Records for this task section start
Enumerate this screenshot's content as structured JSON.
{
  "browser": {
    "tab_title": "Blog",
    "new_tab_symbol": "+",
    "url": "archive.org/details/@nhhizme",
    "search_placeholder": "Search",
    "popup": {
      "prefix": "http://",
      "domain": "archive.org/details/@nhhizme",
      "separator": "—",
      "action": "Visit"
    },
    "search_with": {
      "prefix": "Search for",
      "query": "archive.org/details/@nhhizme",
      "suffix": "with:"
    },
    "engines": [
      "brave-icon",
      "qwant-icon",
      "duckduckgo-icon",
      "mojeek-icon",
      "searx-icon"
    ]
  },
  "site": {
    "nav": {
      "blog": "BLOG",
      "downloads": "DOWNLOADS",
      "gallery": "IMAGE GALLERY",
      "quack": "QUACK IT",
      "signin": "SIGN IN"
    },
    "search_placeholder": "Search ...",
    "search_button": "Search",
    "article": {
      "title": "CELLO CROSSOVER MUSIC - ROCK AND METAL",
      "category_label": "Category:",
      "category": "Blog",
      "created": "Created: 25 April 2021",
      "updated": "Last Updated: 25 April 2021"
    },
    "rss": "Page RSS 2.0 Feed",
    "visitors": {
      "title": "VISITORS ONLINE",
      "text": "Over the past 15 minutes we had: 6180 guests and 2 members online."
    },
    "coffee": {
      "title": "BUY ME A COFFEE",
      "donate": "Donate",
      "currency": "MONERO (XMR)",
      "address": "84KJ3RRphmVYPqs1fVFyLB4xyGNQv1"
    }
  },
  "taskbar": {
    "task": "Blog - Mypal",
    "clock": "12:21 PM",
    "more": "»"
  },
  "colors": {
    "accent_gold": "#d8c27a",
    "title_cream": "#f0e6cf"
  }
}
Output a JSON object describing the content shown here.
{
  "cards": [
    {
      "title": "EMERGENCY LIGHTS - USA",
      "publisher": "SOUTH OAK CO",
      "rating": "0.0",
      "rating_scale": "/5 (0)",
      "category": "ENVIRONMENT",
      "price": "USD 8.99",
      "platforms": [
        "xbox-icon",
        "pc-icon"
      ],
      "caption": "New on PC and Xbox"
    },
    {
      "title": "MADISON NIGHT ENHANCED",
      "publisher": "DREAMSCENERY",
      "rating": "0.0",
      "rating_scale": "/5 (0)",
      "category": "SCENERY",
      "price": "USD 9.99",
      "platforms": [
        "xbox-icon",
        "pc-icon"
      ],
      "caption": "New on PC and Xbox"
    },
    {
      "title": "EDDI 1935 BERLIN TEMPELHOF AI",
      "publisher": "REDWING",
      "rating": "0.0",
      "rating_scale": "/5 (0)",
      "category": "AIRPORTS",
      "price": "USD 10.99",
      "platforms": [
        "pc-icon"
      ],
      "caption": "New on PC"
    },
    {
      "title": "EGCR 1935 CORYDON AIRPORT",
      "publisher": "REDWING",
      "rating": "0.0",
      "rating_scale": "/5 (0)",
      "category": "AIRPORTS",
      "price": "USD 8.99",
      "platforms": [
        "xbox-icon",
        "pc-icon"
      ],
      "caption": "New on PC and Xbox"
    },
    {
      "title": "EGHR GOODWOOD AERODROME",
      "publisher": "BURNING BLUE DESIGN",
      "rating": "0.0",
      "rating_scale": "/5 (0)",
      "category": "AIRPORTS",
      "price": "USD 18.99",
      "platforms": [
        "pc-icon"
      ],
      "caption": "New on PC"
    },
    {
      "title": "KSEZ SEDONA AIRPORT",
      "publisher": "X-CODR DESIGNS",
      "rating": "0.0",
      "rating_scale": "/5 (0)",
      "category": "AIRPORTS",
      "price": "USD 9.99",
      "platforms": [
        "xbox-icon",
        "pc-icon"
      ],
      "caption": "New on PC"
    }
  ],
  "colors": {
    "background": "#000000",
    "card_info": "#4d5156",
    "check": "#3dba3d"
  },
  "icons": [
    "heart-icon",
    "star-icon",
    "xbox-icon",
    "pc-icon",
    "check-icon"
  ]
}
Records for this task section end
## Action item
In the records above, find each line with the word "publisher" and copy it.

## Solution to the exercise
      "publisher": "SOUTH OAK CO",
      "publisher": "DREAMSCENERY",
      "publisher": "REDWING",
      "publisher": "REDWING",
      "publisher": "BURNING BLUE DESIGN",
      "publisher": "X-CODR DESIGNS",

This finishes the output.